Attempts to translate “defund the police” into concrete policy differ, but they center on refocusing public safety away from a militarized police force and toward social programs: for instance, moving funds from police budgets to departments that handle health, housing, homeless services, and youth development programs. In particular, supporters of these ideas stress the focus on mental health and homelessness services. They claim that a greater emphasis on these services would “decriminalize” these communities and free up the police to focus on violent crimes.
The Obama administration’s Task Force on 21st Century Policing recommended looking into “community-based initiatives” on poverty, education, and health and safety. That report emphasized the role of public trust in functioning policing services. A 2018 study from the Urban Institute highlighted several approaches for redirecting funds to community-led public safety measures that do not fall within the typical criminal justice system. That report recommended reinvestment in institutions with strong ties to the community and an emphasis on building relationships with community stakeholders.
Some advocates have argued for targeting police union contracts as a means for making police more accountable, as reported on Salon.com. In this view, removing the ability of the police to close ranks on each other and opening them up to more civilian oversight would assist in reducing the antagonism between communities of color and police.
The Minneapolis City Council, among several cities, indicated that it might follow a defund the police–type program when, as reported by NPR, it cut about $8 million from its police budgets in 2020 after the protests over George Floyd’s death. However, it unanimously voted in favor of spending $6.4 million on police recruits in 2021, as reported by the Minneapolis Star Tribune. This move was not unusual for cities that had said they would embrace these programs. Data from Bloomberg City Lab reported that while the aggregate of the 50 largest cities in the U.S. did shrink their policing budgets by 5.2%, they actually increased their police budgets as a share of general expenditures by 0.1%. The shrinkage was attributed to coronavirus-related attempts at cost-saving, while the increase was said to be due partly to the Jan. 6th Capitol riots and mixed feelings over policing.
Although the ultimate impact of “defund the police” and its policy proposals remains unclear, proponents have seen pushback. Opposition remains at the federal level; President Joseph Biden has expressed objections, explicitly rejecting the notion of disinvestment in a Feb. 16, 2021, CNN Town Hall. In 2021 the administration’s criminal justice plan outlined its intention to invest $300 million to “reinvigorate” community-organized policing, which includes hiring more officers.
Mixed feelings over policing have informed cities’ reluctance to adopt these measures, while some legislative discomfort with them also remains. A Congressional bill, “Defund Cities That Defund the Police,” was introduced in the House of Representatives in July 2020. It seeks to place limits on the ability of state or local governments to defund or abolish police departments.
The Bottom Line
Polling from June 2020 suggests that most Americans reject the movement but are willing to consider embracing its underlying ideas. A Gallup Poll from 2020 reveals that ambiguity over the precise meaning of “defund the police” may play a part in this.

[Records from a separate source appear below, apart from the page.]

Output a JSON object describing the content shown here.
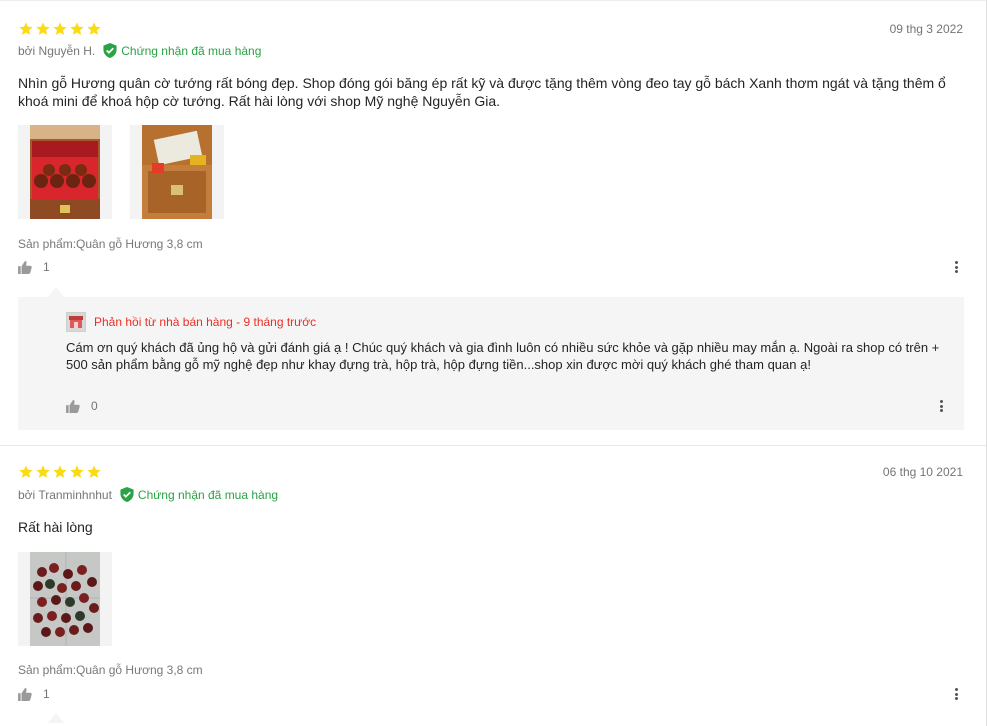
{
  "reviews": [
    {
      "rating": 5,
      "date": "09 thg 3 2022",
      "author": "bởi Nguyễn H.",
      "verified": "Chứng nhận đã mua hàng",
      "content": "Nhìn gỗ Hương quân cờ tướng rất bóng đẹp. Shop đóng gói băng ép rất kỹ và được tặng thêm vòng đeo tay gỗ bách Xanh thơm ngát và tặng thêm ổ khoá mini để khoá hộp cờ tướng. Rất hài lòng với shop Mỹ nghệ Nguyễn Gia.",
      "variant": "Sản phẩm:Quân gỗ Hương 3,8 cm",
      "likes": "1",
      "reply": {
        "header": "Phản hồi từ nhà bán hàng - 9 tháng trước",
        "text": "Cám ơn quý khách đã ủng hộ và gửi đánh giá ạ ! Chúc quý khách và gia đình luôn có nhiều sức khỏe và gặp nhiều may mắn ạ. Ngoài ra shop có trên + 500 sản phẩm bằng gỗ mỹ nghệ đẹp như khay đựng trà, hộp trà, hộp đựng tiền...shop xin được mời quý khách ghé tham quan ạ!",
        "likes": "0"
      }
    },
    {
      "rating": 5,
      "date": "06 thg 10 2021",
      "author": "bởi Tranminhnhut",
      "verified": "Chứng nhận đã mua hàng",
      "content": "Rất hài lòng",
      "variant": "Sản phẩm:Quân gỗ Hương 3,8 cm",
      "likes": "1"
    }
  ],
  "colors": {
    "star": "#fadb14",
    "verified": "#2ba245",
    "seller": "#ee2d24"
  },
  "icons": {
    "star": "star-icon",
    "verified": "verified-shield-icon",
    "like": "thumbs-up-icon",
    "more": "more-vertical-icon",
    "seller": "seller-shop-icon"
  }
}
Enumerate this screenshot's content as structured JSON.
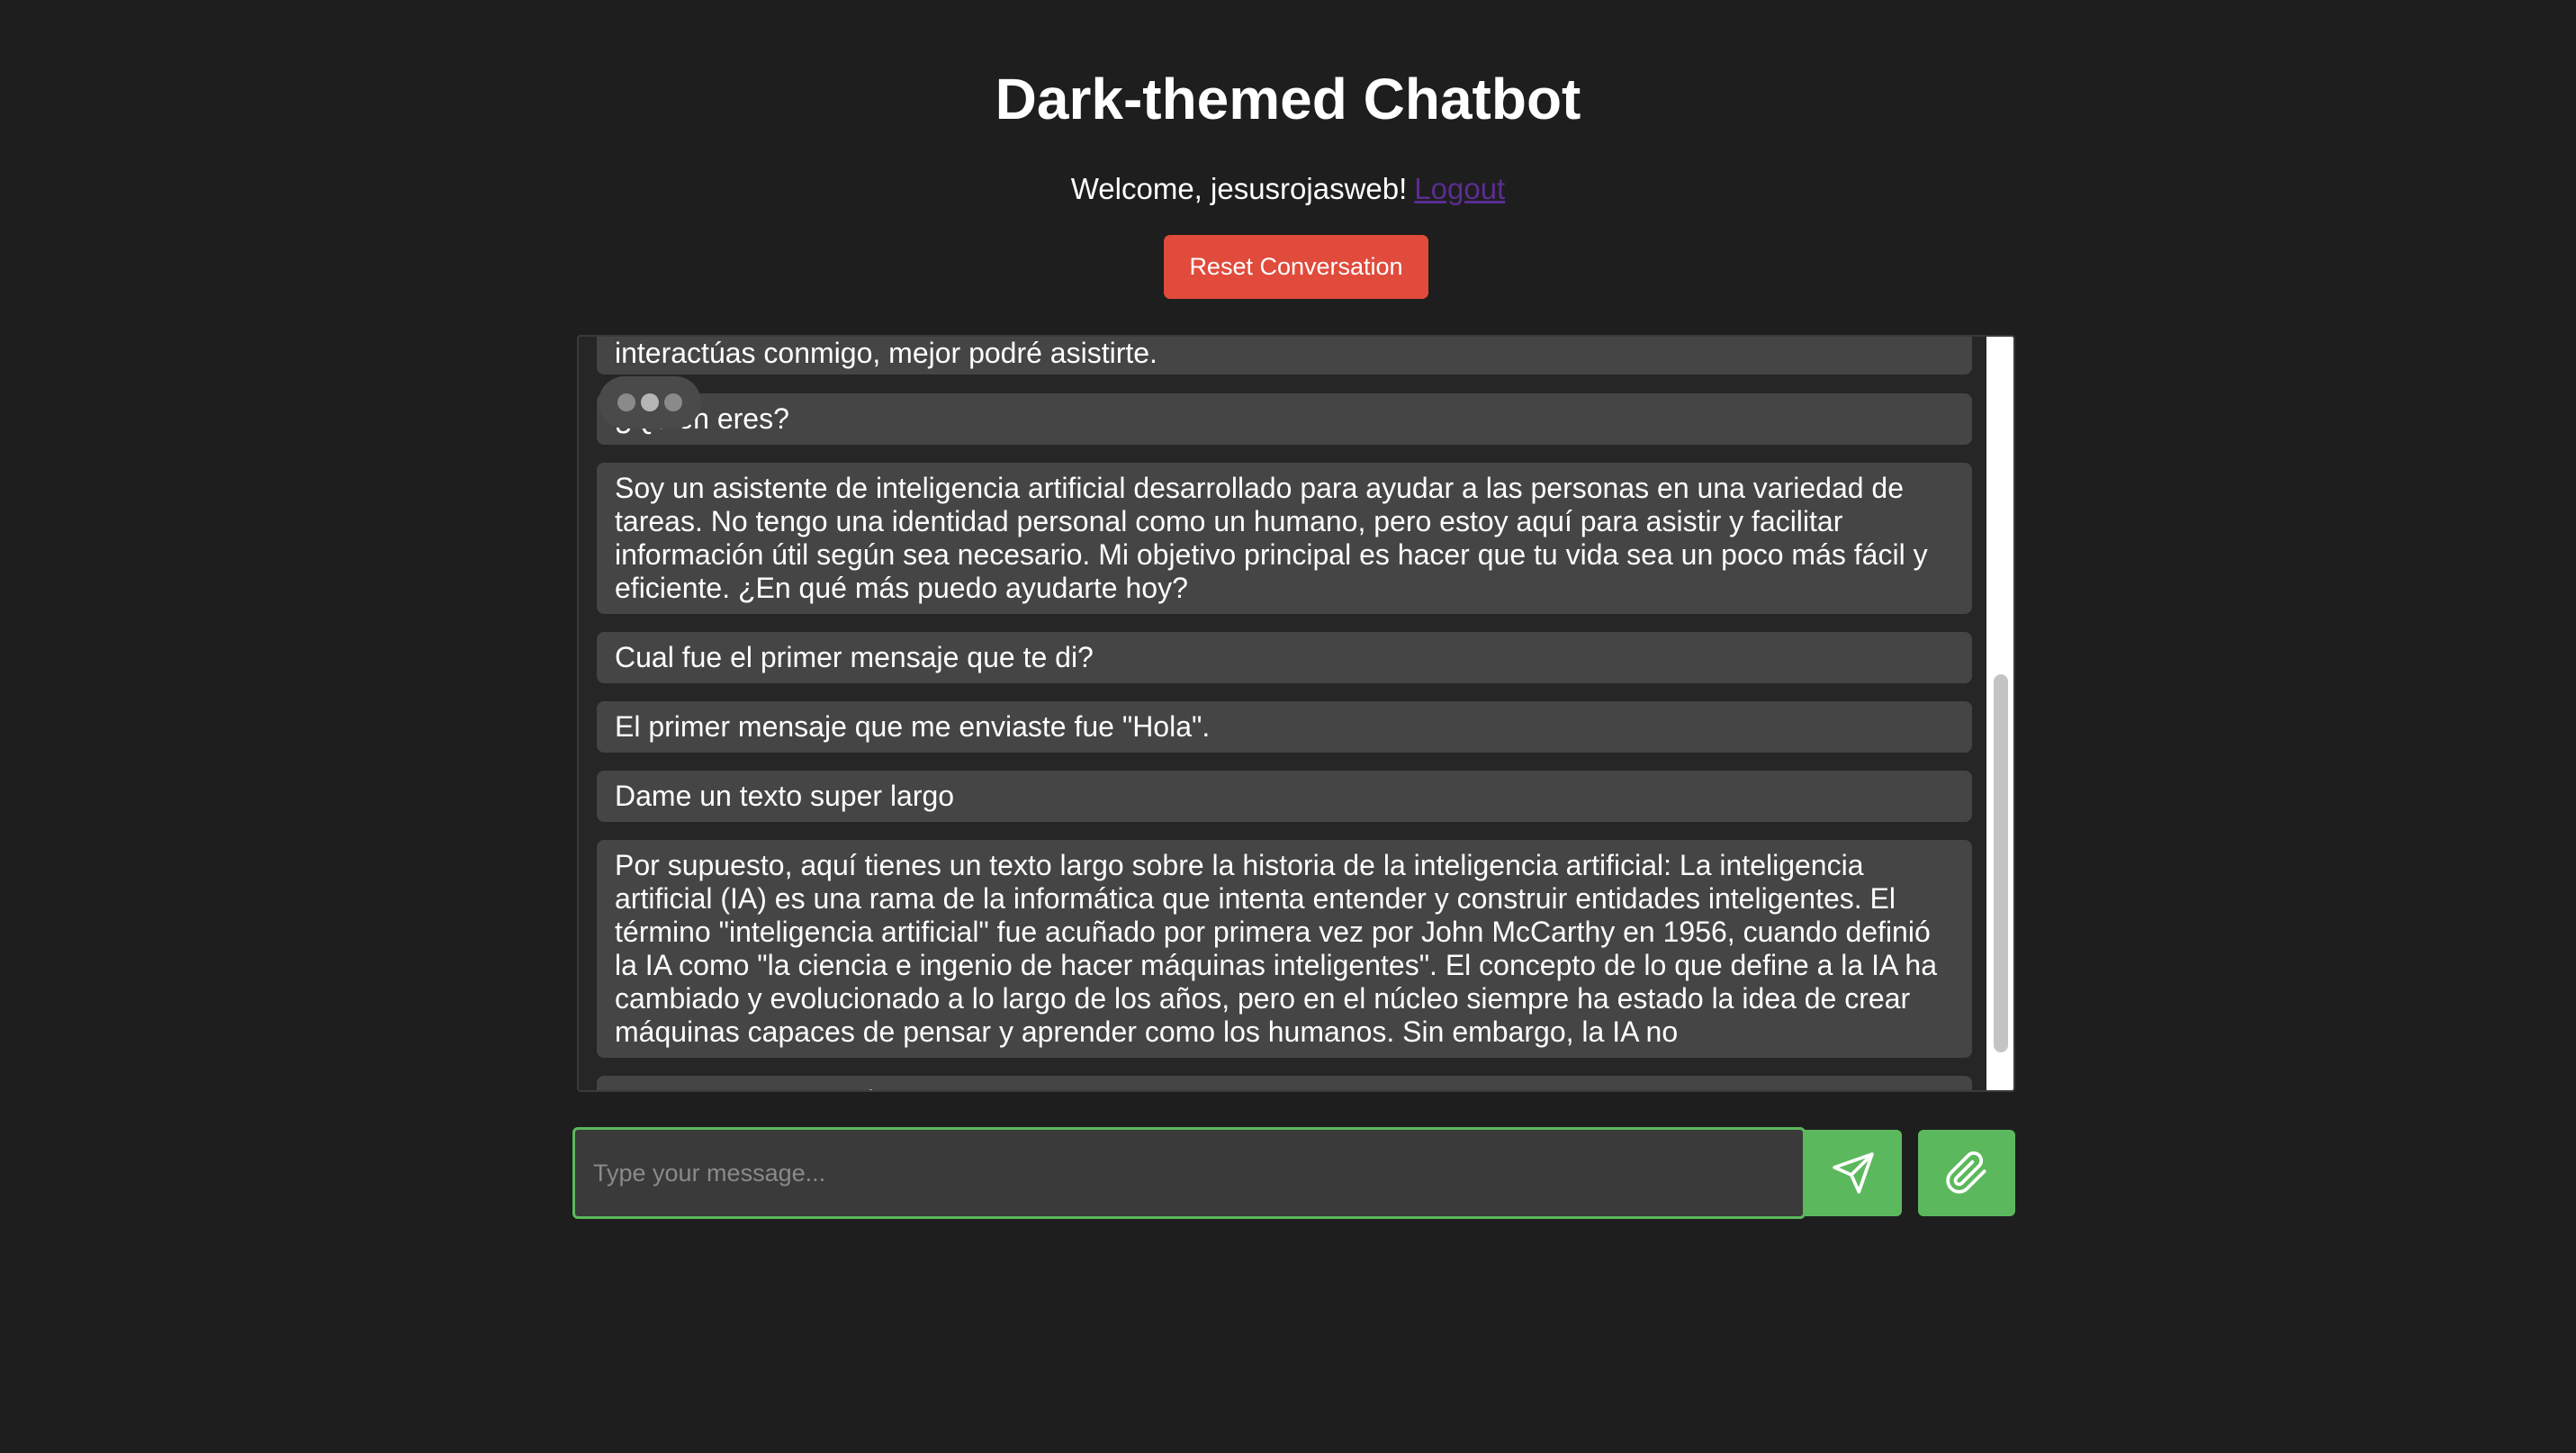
{
  "header": {
    "title": "Dark-themed Chatbot",
    "welcome_text": "Welcome, jesusrojasweb!",
    "logout_label": "Logout"
  },
  "actions": {
    "reset_label": "Reset Conversation"
  },
  "messages": [
    {
      "role": "bot",
      "text": "interactúas conmigo, mejor podré asistirte."
    },
    {
      "role": "user",
      "text": "¿Quién eres?"
    },
    {
      "role": "bot",
      "text": "Soy un asistente de inteligencia artificial desarrollado para ayudar a las personas en una variedad de tareas. No tengo una identidad personal como un humano, pero estoy aquí para asistir y facilitar información útil según sea necesario. Mi objetivo principal es hacer que tu vida sea un poco más fácil y eficiente. ¿En qué más puedo ayudarte hoy?"
    },
    {
      "role": "user",
      "text": "Cual fue el primer mensaje que te di?"
    },
    {
      "role": "bot",
      "text": "El primer mensaje que me enviaste fue \"Hola\"."
    },
    {
      "role": "user",
      "text": "Dame un texto super largo"
    },
    {
      "role": "bot",
      "text": "Por supuesto, aquí tienes un texto largo sobre la historia de la inteligencia artificial: La inteligencia artificial (IA) es una rama de la informática que intenta entender y construir entidades inteligentes. El término \"inteligencia artificial\" fue acuñado por primera vez por John McCarthy en 1956, cuando definió la IA como \"la ciencia e ingenio de hacer máquinas inteligentes\". El concepto de lo que define a la IA ha cambiado y evolucionado a lo largo de los años, pero en el núcleo siempre ha estado la idea de crear máquinas capaces de pensar y aprender como los humanos. Sin embargo, la IA no"
    },
    {
      "role": "user",
      "text": "Otro texto aun mas largo"
    }
  ],
  "composer": {
    "placeholder": "Type your message...",
    "value": ""
  },
  "icons": {
    "send": "send-icon",
    "attach": "paperclip-icon",
    "typing": "typing-indicator-icon"
  },
  "colors": {
    "background": "#1e1e1e",
    "message_bg": "#454545",
    "accent_green": "#5cb85c",
    "reset_red": "#e04b3c",
    "logout_link": "#5a2d91"
  }
}
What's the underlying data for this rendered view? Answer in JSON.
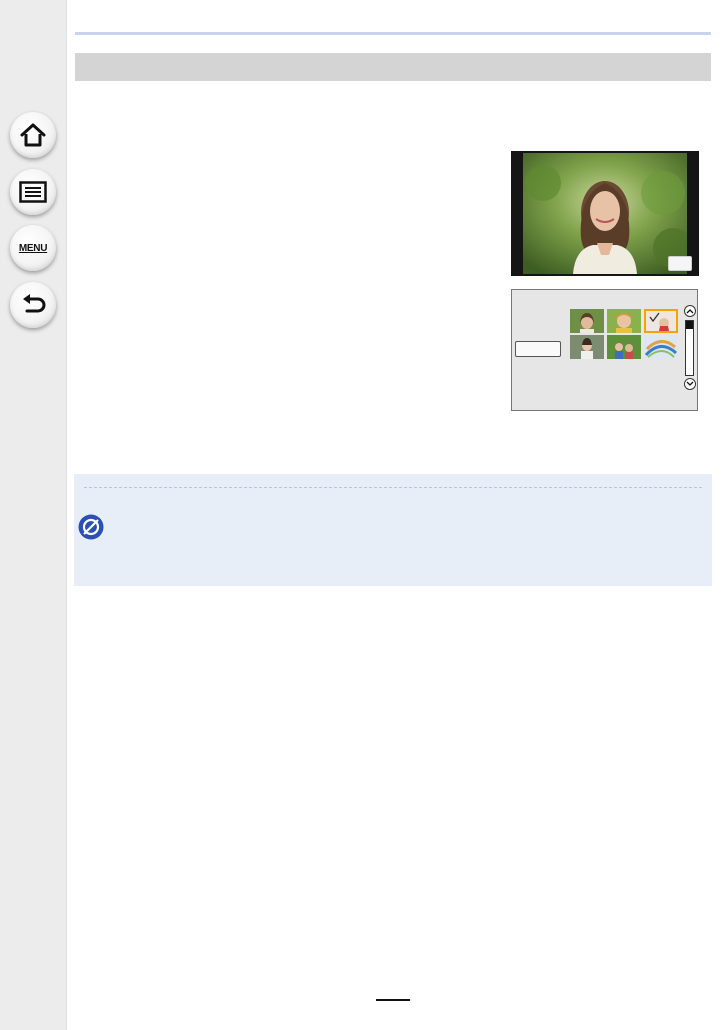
{
  "sidebar": {
    "buttons": [
      {
        "id": "home",
        "icon": "home-icon"
      },
      {
        "id": "contents",
        "icon": "list-icon"
      },
      {
        "id": "menu",
        "icon": "menu-icon",
        "label": "MENU"
      },
      {
        "id": "back",
        "icon": "back-arrow-icon"
      }
    ]
  },
  "section": {
    "title": ""
  },
  "figures": {
    "playback_photo": {
      "description_icon": "portrait-photo"
    },
    "grid_selection": {
      "selected_index": 2,
      "thumbnails": 6
    }
  },
  "note": {
    "icon": "not-available-icon"
  },
  "footer": {
    "page_number": ""
  },
  "colors": {
    "sidebar_bg": "#ececec",
    "accent_rule": "#c9d3ec",
    "section_bar": "#d4d4d4",
    "note_bg": "#e8eef8",
    "note_icon": "#2a50b4",
    "selection": "#f2a400"
  }
}
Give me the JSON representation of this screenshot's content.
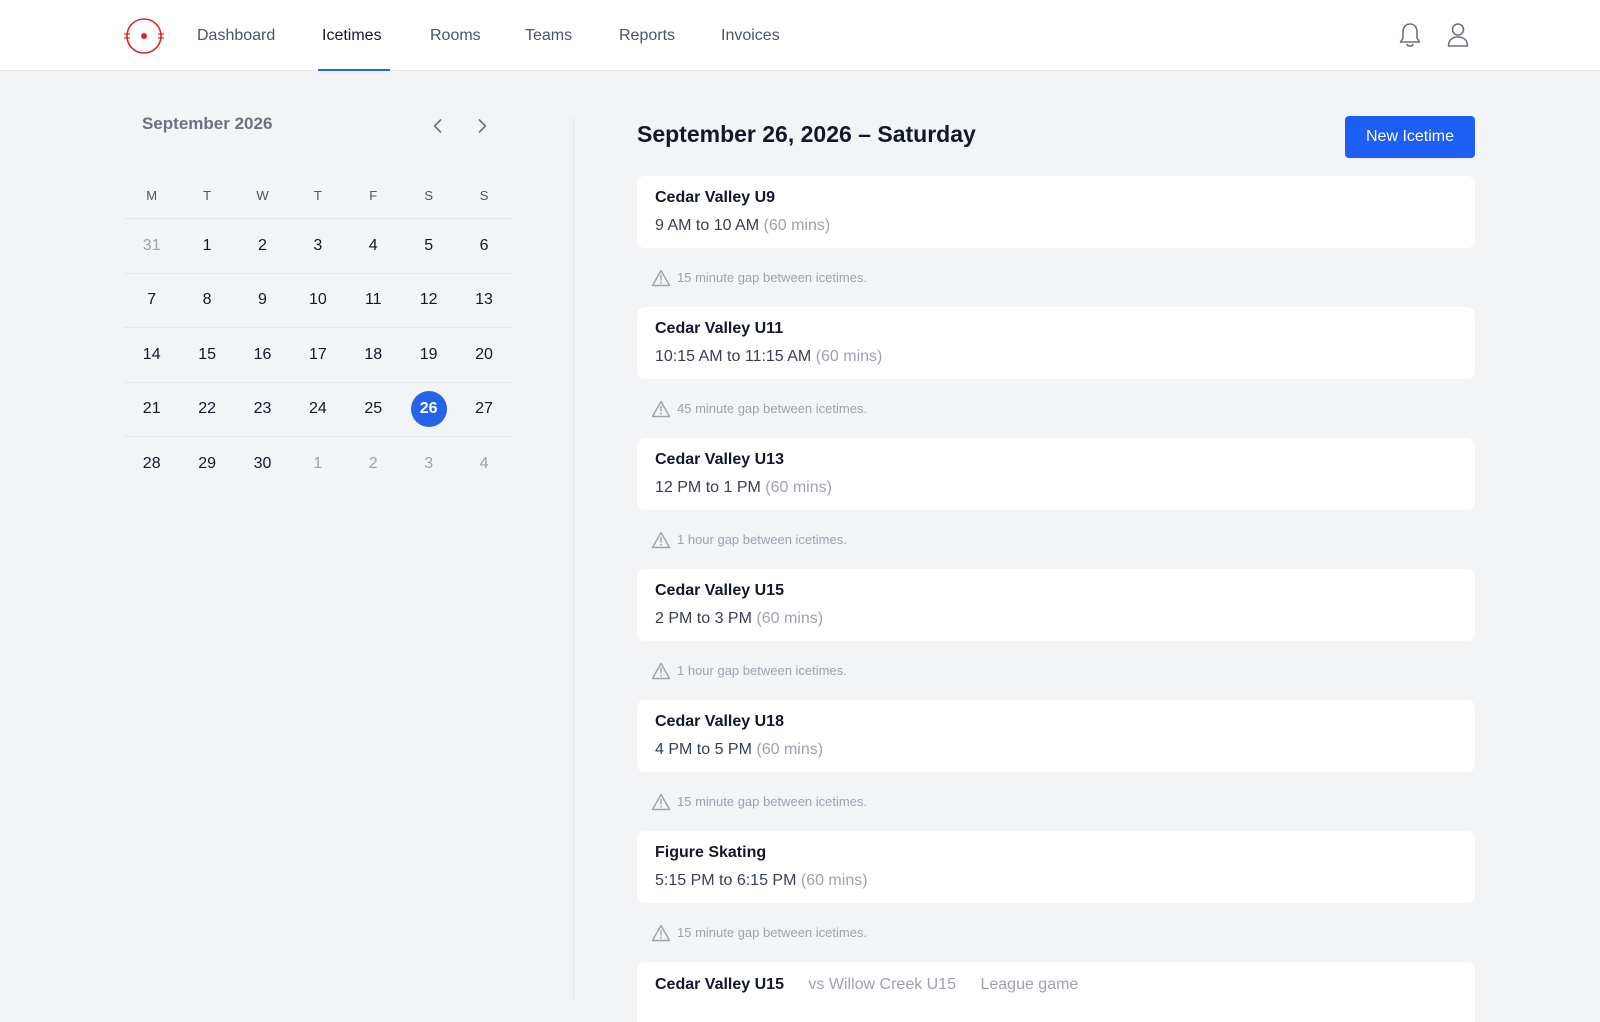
{
  "nav": {
    "items": [
      {
        "label": "Dashboard"
      },
      {
        "label": "Icetimes"
      },
      {
        "label": "Rooms"
      },
      {
        "label": "Teams"
      },
      {
        "label": "Reports"
      },
      {
        "label": "Invoices"
      }
    ],
    "active": "Icetimes",
    "icons": [
      "bell-icon",
      "user-icon"
    ]
  },
  "calendar": {
    "title": "September 2026",
    "weekdays": [
      "M",
      "T",
      "W",
      "T",
      "F",
      "S",
      "S"
    ],
    "weeks": [
      [
        "31",
        "1",
        "2",
        "3",
        "4",
        "5",
        "6"
      ],
      [
        "7",
        "8",
        "9",
        "10",
        "11",
        "12",
        "13"
      ],
      [
        "14",
        "15",
        "16",
        "17",
        "18",
        "19",
        "20"
      ],
      [
        "21",
        "22",
        "23",
        "24",
        "25",
        "26",
        "27"
      ],
      [
        "28",
        "29",
        "30",
        "1",
        "2",
        "3",
        "4"
      ]
    ],
    "selected": "26"
  },
  "day": {
    "title": "September 26, 2026 – Saturday",
    "new_button": "New Icetime",
    "icetimes": [
      {
        "title": "Cedar Valley U9",
        "time": "9 AM to 10 AM",
        "duration": "(60 mins)",
        "gap": "15 minute gap between icetimes."
      },
      {
        "title": "Cedar Valley U11",
        "time": "10:15 AM to 11:15 AM",
        "duration": "(60 mins)",
        "gap": "45 minute gap between icetimes."
      },
      {
        "title": "Cedar Valley U13",
        "time": "12 PM to 1 PM",
        "duration": "(60 mins)",
        "gap": "1 hour gap between icetimes."
      },
      {
        "title": "Cedar Valley U15",
        "time": "2 PM to 3 PM",
        "duration": "(60 mins)",
        "gap": "1 hour gap between icetimes."
      },
      {
        "title": "Cedar Valley U18",
        "time": "4 PM to 5 PM",
        "duration": "(60 mins)",
        "gap": "15 minute gap between icetimes."
      },
      {
        "title": "Figure Skating",
        "time": "5:15 PM to 6:15 PM",
        "duration": "(60 mins)",
        "gap": "15 minute gap between icetimes."
      }
    ],
    "last": {
      "title": "Cedar Valley U15",
      "opponent": "vs Willow Creek U15",
      "type": "League game"
    }
  },
  "colors": {
    "accent": "#2563eb",
    "logo": "#dc2626",
    "background": "#f3f4f6"
  }
}
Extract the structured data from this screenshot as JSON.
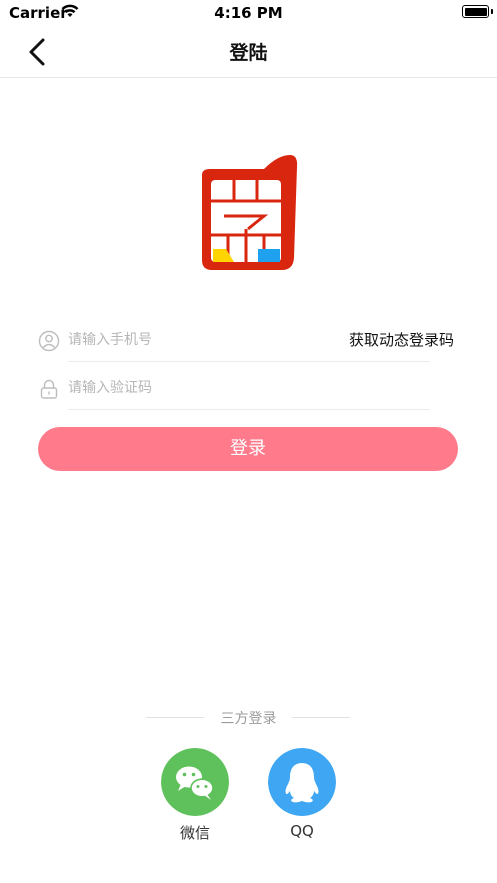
{
  "status_bar": {
    "carrier": "Carrier",
    "time": "4:16 PM"
  },
  "nav": {
    "title": "登陆"
  },
  "form": {
    "phone_placeholder": "请输入手机号",
    "get_code_label": "获取动态登录码",
    "code_placeholder": "请输入验证码",
    "login_label": "登录"
  },
  "third_party": {
    "title": "三方登录",
    "options": [
      {
        "label": "微信",
        "color": "#5fc15b"
      },
      {
        "label": "QQ",
        "color": "#3ea6f2"
      }
    ]
  },
  "colors": {
    "accent": "#ff7b8c",
    "logo_red": "#d9260f"
  },
  "icons": [
    "back-icon",
    "wifi-icon",
    "battery-icon",
    "user-icon",
    "lock-icon",
    "wechat-icon",
    "qq-icon",
    "app-logo"
  ]
}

However, it also points toward split support for the principal along racial and partisan lines.
Other 2020 Gallup polling shows that the majority of Black Americans want the police to maintain or even increase their presence in their neighborhoods, despite believing that policing needs reform. According to Gallup, this implies that the main issue is the quality, not the quantity, of police interactions in communities of color, indicating a preference for reform rather than disinvestment. The next steps remain unclear. What is clear is that the issues have not gone away.